• _Required action_
All entries below need to be written out exactly, but without their pictures.

Record set Block Start

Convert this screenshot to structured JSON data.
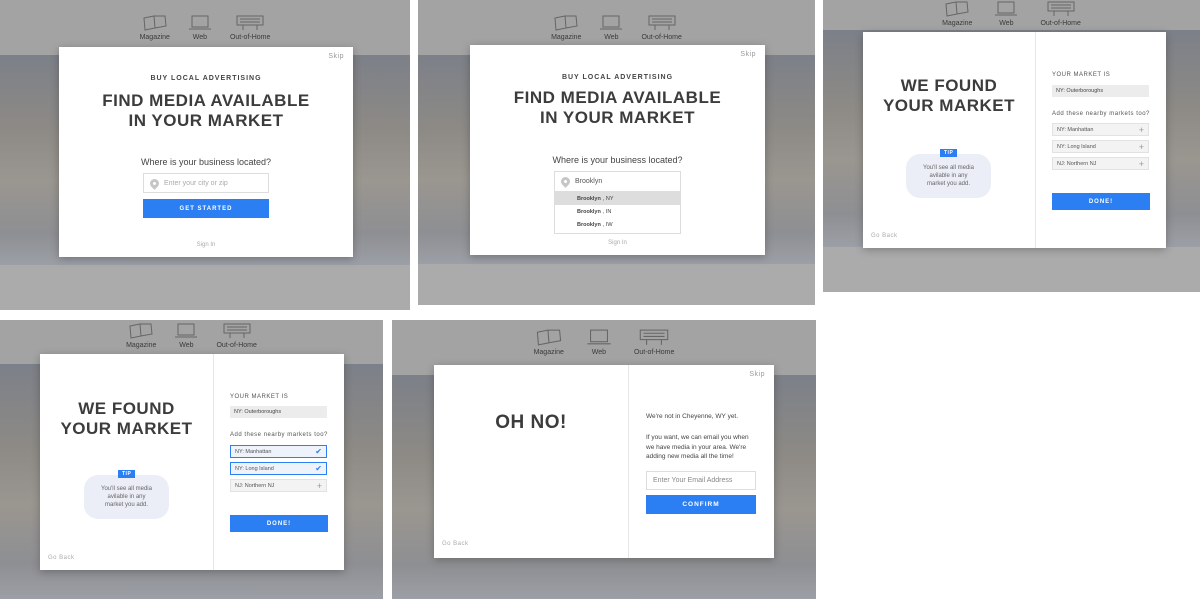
{
  "nav": {
    "magazine": "Magazine",
    "web": "Web",
    "ooh": "Out-of-Home"
  },
  "common": {
    "skip": "Skip",
    "sign_in": "Sign In",
    "go_back": "Go Back"
  },
  "screen1": {
    "eyebrow": "BUY LOCAL ADVERTISING",
    "title_line1": "FIND MEDIA AVAILABLE",
    "title_line2": "IN YOUR MARKET",
    "question": "Where is your business located?",
    "input_placeholder": "Enter your city or zip",
    "button": "GET STARTED"
  },
  "screen2": {
    "input_value": "Brooklyn",
    "suggestions": [
      {
        "bold": "Brooklyn",
        "rest": ", NY"
      },
      {
        "bold": "Brooklyn",
        "rest": ", IN"
      },
      {
        "bold": "Brooklyn",
        "rest": ", IW"
      }
    ]
  },
  "found": {
    "title_line1": "WE FOUND",
    "title_line2": "YOUR MARKET",
    "tip_tag": "TIP",
    "tip_line1": "You'll see all media",
    "tip_line2": "avilable in any",
    "tip_line3": "market you add.",
    "market_label": "YOUR MARKET IS",
    "market_value": "NY: Outerboroughs",
    "nearby_label": "Add these nearby markets too?",
    "nearby": [
      "NY: Manhattan",
      "NY: Long Island",
      "NJ: Northern NJ"
    ],
    "button": "DONE!"
  },
  "screen4": {
    "selected": [
      true,
      true,
      false
    ]
  },
  "ohno": {
    "title": "OH NO!",
    "line1": "We're not in Cheyenne, WY yet.",
    "line2": "If you want, we can email you when",
    "line3": "we have media in your area. We're",
    "line4": "adding new media all the time!",
    "email_placeholder": "Enter Your Email Address",
    "button": "CONFIRM"
  }
}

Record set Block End

• _Your response_
Convert this screenshot to structured JSON data.
{
  "nav": {
    "magazine": "Magazine",
    "web": "Web",
    "ooh": "Out-of-Home"
  },
  "common": {
    "skip": "Skip",
    "sign_in": "Sign In",
    "go_back": "Go Back"
  },
  "screen1": {
    "eyebrow": "BUY LOCAL ADVERTISING",
    "title_line1": "FIND MEDIA AVAILABLE",
    "title_line2": "IN YOUR MARKET",
    "question": "Where is your business located?",
    "input_placeholder": "Enter your city or zip",
    "button": "GET STARTED"
  },
  "screen2": {
    "input_value": "Brooklyn",
    "suggestions": [
      {
        "bold": "Brooklyn",
        "rest": ", NY"
      },
      {
        "bold": "Brooklyn",
        "rest": ", IN"
      },
      {
        "bold": "Brooklyn",
        "rest": ", IW"
      }
    ]
  },
  "found": {
    "title_line1": "WE FOUND",
    "title_line2": "YOUR MARKET",
    "tip_tag": "TIP",
    "tip_line1": "You'll see all media",
    "tip_line2": "avilable in any",
    "tip_line3": "market you add.",
    "market_label": "YOUR MARKET IS",
    "market_value": "NY: Outerboroughs",
    "nearby_label": "Add these nearby markets too?",
    "nearby": [
      "NY: Manhattan",
      "NY: Long Island",
      "NJ: Northern NJ"
    ],
    "button": "DONE!"
  },
  "screen4": {
    "selected": [
      true,
      true,
      false
    ]
  },
  "ohno": {
    "title": "OH NO!",
    "line1": "We're not in Cheyenne, WY yet.",
    "line2": "If you want, we can email you when",
    "line3": "we have media in your area. We're",
    "line4": "adding new media all the time!",
    "email_placeholder": "Enter Your Email Address",
    "button": "CONFIRM"
  }
}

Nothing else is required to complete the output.